Data supplied:
= = = =

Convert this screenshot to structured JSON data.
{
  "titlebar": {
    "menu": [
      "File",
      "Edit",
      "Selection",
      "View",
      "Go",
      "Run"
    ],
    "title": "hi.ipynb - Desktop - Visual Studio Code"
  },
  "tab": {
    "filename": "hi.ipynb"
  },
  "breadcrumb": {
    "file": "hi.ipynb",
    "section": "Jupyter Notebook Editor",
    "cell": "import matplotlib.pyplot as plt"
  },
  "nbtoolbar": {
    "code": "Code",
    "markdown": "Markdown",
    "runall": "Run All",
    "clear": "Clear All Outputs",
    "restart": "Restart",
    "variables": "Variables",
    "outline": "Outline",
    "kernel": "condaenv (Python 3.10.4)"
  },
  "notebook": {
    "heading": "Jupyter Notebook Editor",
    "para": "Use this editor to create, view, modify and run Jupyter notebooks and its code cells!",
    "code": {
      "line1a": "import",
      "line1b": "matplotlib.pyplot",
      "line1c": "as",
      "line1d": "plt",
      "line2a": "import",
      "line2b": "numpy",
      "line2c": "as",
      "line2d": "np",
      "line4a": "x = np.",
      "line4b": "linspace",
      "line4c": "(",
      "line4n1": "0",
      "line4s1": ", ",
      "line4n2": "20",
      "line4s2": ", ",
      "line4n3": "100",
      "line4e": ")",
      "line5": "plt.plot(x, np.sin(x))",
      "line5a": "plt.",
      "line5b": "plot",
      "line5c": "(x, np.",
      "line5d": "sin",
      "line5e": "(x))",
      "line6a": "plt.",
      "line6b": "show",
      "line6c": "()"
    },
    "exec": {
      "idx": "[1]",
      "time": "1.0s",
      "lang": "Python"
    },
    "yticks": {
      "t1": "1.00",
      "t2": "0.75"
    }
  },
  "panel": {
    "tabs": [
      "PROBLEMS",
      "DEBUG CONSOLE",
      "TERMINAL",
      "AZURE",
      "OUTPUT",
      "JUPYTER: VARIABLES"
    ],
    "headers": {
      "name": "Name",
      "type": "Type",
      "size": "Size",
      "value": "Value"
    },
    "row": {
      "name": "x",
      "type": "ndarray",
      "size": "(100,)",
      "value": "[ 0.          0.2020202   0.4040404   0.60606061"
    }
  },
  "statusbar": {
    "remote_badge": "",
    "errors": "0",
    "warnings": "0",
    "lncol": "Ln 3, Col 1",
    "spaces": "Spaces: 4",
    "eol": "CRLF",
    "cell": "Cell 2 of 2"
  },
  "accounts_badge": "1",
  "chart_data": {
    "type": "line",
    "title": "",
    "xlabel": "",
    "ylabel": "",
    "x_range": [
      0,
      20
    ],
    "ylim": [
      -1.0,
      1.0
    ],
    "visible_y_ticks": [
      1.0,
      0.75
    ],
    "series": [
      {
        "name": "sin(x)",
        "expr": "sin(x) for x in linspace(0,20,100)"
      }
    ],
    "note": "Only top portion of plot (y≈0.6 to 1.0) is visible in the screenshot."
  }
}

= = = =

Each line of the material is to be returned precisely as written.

Convert this screenshot to structured JSON data.
{
  "titlebar": {
    "menu": [
      "File",
      "Edit",
      "Selection",
      "View",
      "Go",
      "Run"
    ],
    "title": "hi.ipynb - Desktop - Visual Studio Code"
  },
  "tab": {
    "filename": "hi.ipynb"
  },
  "breadcrumb": {
    "file": "hi.ipynb",
    "section": "Jupyter Notebook Editor",
    "cell": "import matplotlib.pyplot as plt"
  },
  "nbtoolbar": {
    "code": "Code",
    "markdown": "Markdown",
    "runall": "Run All",
    "clear": "Clear All Outputs",
    "restart": "Restart",
    "variables": "Variables",
    "outline": "Outline",
    "kernel": "condaenv (Python 3.10.4)"
  },
  "notebook": {
    "heading": "Jupyter Notebook Editor",
    "para": "Use this editor to create, view, modify and run Jupyter notebooks and its code cells!",
    "code": {
      "line1a": "import",
      "line1b": "matplotlib.pyplot",
      "line1c": "as",
      "line1d": "plt",
      "line2a": "import",
      "line2b": "numpy",
      "line2c": "as",
      "line2d": "np",
      "line4a": "x = np.",
      "line4b": "linspace",
      "line4c": "(",
      "line4n1": "0",
      "line4s1": ", ",
      "line4n2": "20",
      "line4s2": ", ",
      "line4n3": "100",
      "line4e": ")",
      "line5": "plt.plot(x, np.sin(x))",
      "line5a": "plt.",
      "line5b": "plot",
      "line5c": "(x, np.",
      "line5d": "sin",
      "line5e": "(x))",
      "line6a": "plt.",
      "line6b": "show",
      "line6c": "()"
    },
    "exec": {
      "idx": "[1]",
      "time": "1.0s",
      "lang": "Python"
    },
    "yticks": {
      "t1": "1.00",
      "t2": "0.75"
    }
  },
  "panel": {
    "tabs": [
      "PROBLEMS",
      "DEBUG CONSOLE",
      "TERMINAL",
      "AZURE",
      "OUTPUT",
      "JUPYTER: VARIABLES"
    ],
    "headers": {
      "name": "Name",
      "type": "Type",
      "size": "Size",
      "value": "Value"
    },
    "row": {
      "name": "x",
      "type": "ndarray",
      "size": "(100,)",
      "value": "[ 0.          0.2020202   0.4040404   0.60606061"
    }
  },
  "statusbar": {
    "remote_badge": "",
    "errors": "0",
    "warnings": "0",
    "lncol": "Ln 3, Col 1",
    "spaces": "Spaces: 4",
    "eol": "CRLF",
    "cell": "Cell 2 of 2"
  },
  "accounts_badge": "1",
  "chart_data": {
    "type": "line",
    "title": "",
    "xlabel": "",
    "ylabel": "",
    "x_range": [
      0,
      20
    ],
    "ylim": [
      -1.0,
      1.0
    ],
    "visible_y_ticks": [
      1.0,
      0.75
    ],
    "series": [
      {
        "name": "sin(x)",
        "expr": "sin(x) for x in linspace(0,20,100)"
      }
    ],
    "note": "Only top portion of plot (y≈0.6 to 1.0) is visible in the screenshot."
  }
}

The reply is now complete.